[Entries shown — start]

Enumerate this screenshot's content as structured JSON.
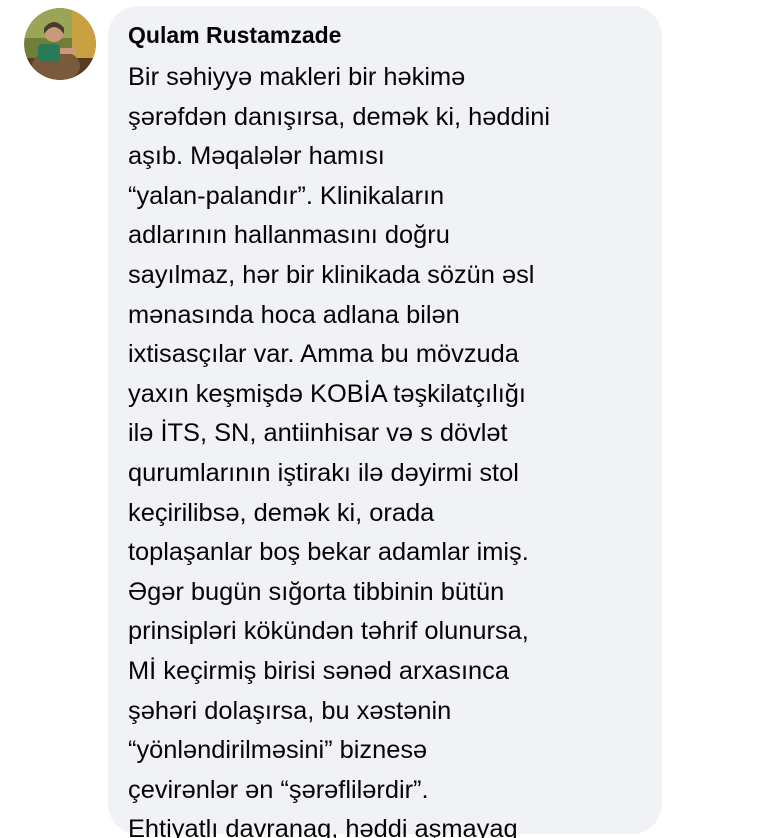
{
  "comment": {
    "author": "Qulam Rustamzade",
    "avatar_icon": "user-photo-avatar",
    "lines": [
      "Bir səhiyyə makleri bir həkimə",
      "şərəfdən danışırsa, demək ki, həddini",
      "aşıb. Məqalələr hamısı",
      "“yalan-palandır”. Klinikaların",
      "adlarının hallanmasını doğru",
      "sayılmaz, hər bir klinikada sözün əsl",
      "mənasında hoca adlana bilən",
      "ixtisasçılar var. Amma bu mövzuda",
      "yaxın keşmişdə KOBİA təşkilatçılığı",
      "ilə İTS, SN, antiinhisar və s dövlət",
      "qurumlarının iştirakı ilə dəyirmi stol",
      "keçirilibsə, demək ki, orada",
      "toplaşanlar boş bekar adamlar imiş.",
      "Əgər bugün sığorta tibbinin bütün",
      "prinsipləri kökündən təhrif olunursa,",
      "Mİ keçirmiş birisi sənəd arxasınca",
      "şəhəri dolaşırsa, bu xəstənin",
      "“yönləndirilməsini” biznesə",
      "çevirənlər ən “şərəflilərdir”.",
      "Ehtiyatlı davranaq, həddi aşmayaq"
    ]
  },
  "colors": {
    "bubble_background": "#f0f2f5",
    "text": "#050505",
    "page_background": "#ffffff"
  }
}
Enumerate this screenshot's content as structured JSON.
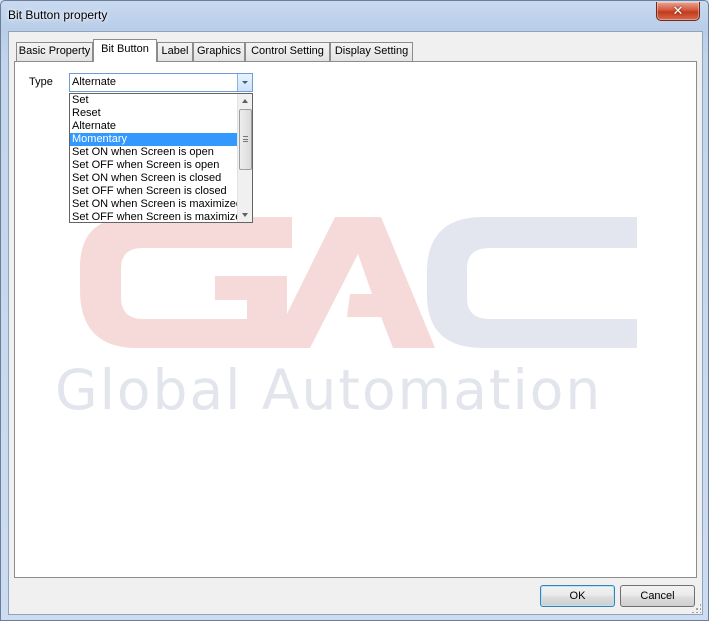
{
  "window": {
    "title": "Bit Button property",
    "close_glyph": "✕"
  },
  "tabs": [
    {
      "label": "Basic Property"
    },
    {
      "label": "Bit Button",
      "active": true
    },
    {
      "label": "Label"
    },
    {
      "label": "Graphics"
    },
    {
      "label": "Control Setting"
    },
    {
      "label": "Display Setting"
    }
  ],
  "form": {
    "type_label": "Type",
    "type_value": "Alternate",
    "type_options": [
      "Set",
      "Reset",
      "Alternate",
      "Momentary",
      "Set ON when Screen is open",
      "Set OFF when Screen is open",
      "Set ON when Screen is closed",
      "Set OFF when Screen is closed",
      "Set ON when Screen is maximized",
      "Set OFF when Screen is maximized"
    ],
    "highlighted_option": "Momentary"
  },
  "watermark": {
    "logo_letters": "GAC",
    "text": "Global Automation",
    "colors": {
      "red": "#f6d9d9",
      "gray": "#e3e6ee"
    }
  },
  "buttons": {
    "ok": "OK",
    "cancel": "Cancel"
  },
  "colors": {
    "selection": "#3399ff",
    "close_button": "#c23a1c"
  }
}
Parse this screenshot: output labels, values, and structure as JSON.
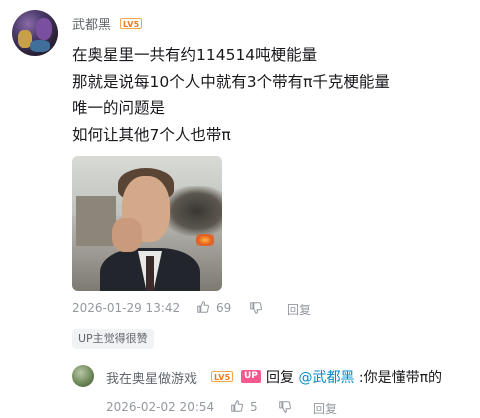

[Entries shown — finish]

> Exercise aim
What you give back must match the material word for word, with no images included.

> Expected output
Enumerate this screenshot's content as structured JSON.
{
  "comment": {
    "author": "Qulam Rustamzade",
    "avatar_icon": "user-photo-avatar",
    "lines": [
      "Bir səhiyyə makleri bir həkimə",
      "şərəfdən danışırsa, demək ki, həddini",
      "aşıb. Məqalələr hamısı",
      "“yalan-palandır”. Klinikaların",
      "adlarının hallanmasını doğru",
      "sayılmaz, hər bir klinikada sözün əsl",
      "mənasında hoca adlana bilən",
      "ixtisasçılar var. Amma bu mövzuda",
      "yaxın keşmişdə KOBİA təşkilatçılığı",
      "ilə İTS, SN, antiinhisar və s dövlət",
      "qurumlarının iştirakı ilə dəyirmi stol",
      "keçirilibsə, demək ki, orada",
      "toplaşanlar boş bekar adamlar imiş.",
      "Əgər bugün sığorta tibbinin bütün",
      "prinsipləri kökündən təhrif olunursa,",
      "Mİ keçirmiş birisi sənəd arxasınca",
      "şəhəri dolaşırsa, bu xəstənin",
      "“yönləndirilməsini” biznesə",
      "çevirənlər ən “şərəflilərdir”.",
      "Ehtiyatlı davranaq, həddi aşmayaq"
    ]
  },
  "colors": {
    "bubble_background": "#f0f2f5",
    "text": "#050505",
    "page_background": "#ffffff"
  }
}
Enumerate this screenshot's content as structured JSON.
{
  "window": {
    "title": "Bit Button property",
    "close_glyph": "✕"
  },
  "tabs": [
    {
      "label": "Basic Property"
    },
    {
      "label": "Bit Button",
      "active": true
    },
    {
      "label": "Label"
    },
    {
      "label": "Graphics"
    },
    {
      "label": "Control Setting"
    },
    {
      "label": "Display Setting"
    }
  ],
  "form": {
    "type_label": "Type",
    "type_value": "Alternate",
    "type_options": [
      "Set",
      "Reset",
      "Alternate",
      "Momentary",
      "Set ON when Screen is open",
      "Set OFF when Screen is open",
      "Set ON when Screen is closed",
      "Set OFF when Screen is closed",
      "Set ON when Screen is maximized",
      "Set OFF when Screen is maximized"
    ],
    "highlighted_option": "Momentary"
  },
  "watermark": {
    "logo_letters": "GAC",
    "text": "Global Automation",
    "colors": {
      "red": "#f6d9d9",
      "gray": "#e3e6ee"
    }
  },
  "buttons": {
    "ok": "OK",
    "cancel": "Cancel"
  },
  "colors": {
    "selection": "#3399ff",
    "close_button": "#c23a1c"
  }
}
Parse this screenshot: output labels, values, and structure as JSON.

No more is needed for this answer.